Content starts
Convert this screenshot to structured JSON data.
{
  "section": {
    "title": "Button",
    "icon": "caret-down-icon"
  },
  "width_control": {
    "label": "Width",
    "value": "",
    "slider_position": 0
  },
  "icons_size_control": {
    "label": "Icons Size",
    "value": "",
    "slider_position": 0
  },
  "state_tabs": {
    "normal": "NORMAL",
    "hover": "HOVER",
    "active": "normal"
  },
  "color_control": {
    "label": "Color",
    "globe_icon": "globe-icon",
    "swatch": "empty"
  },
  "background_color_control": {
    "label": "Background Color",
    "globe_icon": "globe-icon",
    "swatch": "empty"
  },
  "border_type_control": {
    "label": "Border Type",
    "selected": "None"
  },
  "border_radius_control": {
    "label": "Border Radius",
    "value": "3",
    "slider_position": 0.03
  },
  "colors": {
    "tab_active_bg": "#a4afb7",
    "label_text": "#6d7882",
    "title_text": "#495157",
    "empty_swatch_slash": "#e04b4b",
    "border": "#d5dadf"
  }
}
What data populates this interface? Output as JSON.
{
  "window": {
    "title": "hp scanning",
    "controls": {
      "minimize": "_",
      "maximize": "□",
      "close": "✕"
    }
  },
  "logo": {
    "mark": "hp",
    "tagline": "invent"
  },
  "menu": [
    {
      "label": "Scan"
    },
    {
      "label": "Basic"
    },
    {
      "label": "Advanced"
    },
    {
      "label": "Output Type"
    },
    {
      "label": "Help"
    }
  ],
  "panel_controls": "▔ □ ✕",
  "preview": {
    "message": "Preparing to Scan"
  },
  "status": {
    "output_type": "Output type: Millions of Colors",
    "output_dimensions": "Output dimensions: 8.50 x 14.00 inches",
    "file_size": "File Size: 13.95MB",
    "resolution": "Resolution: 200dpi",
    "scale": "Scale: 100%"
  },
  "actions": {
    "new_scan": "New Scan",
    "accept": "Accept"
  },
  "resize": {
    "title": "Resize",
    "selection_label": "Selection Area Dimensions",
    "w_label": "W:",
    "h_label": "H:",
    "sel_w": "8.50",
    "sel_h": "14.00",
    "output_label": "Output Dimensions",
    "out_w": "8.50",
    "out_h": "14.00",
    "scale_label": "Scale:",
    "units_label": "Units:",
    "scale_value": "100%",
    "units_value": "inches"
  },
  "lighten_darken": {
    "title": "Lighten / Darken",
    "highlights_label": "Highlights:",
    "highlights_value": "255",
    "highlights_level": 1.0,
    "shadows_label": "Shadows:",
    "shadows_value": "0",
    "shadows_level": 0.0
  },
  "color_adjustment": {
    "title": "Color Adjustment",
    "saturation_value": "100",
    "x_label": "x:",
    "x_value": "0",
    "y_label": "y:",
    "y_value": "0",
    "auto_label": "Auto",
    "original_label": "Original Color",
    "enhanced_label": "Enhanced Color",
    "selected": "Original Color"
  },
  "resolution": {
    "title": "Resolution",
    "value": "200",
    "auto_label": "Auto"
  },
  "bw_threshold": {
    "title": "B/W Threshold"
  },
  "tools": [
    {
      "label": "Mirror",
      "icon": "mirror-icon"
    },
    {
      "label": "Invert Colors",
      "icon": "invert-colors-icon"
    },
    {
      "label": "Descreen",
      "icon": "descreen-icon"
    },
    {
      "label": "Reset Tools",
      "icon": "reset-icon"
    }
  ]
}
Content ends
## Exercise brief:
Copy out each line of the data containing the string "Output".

## Answer area:
What data populates this interface? Output as JSON.
      "label": "Output Type"
    "output_type": "Output type: Millions of Colors",
    "output_dimensions": "Output dimensions: 8.50 x 14.00 inches",
    "output_label": "Output Dimensions",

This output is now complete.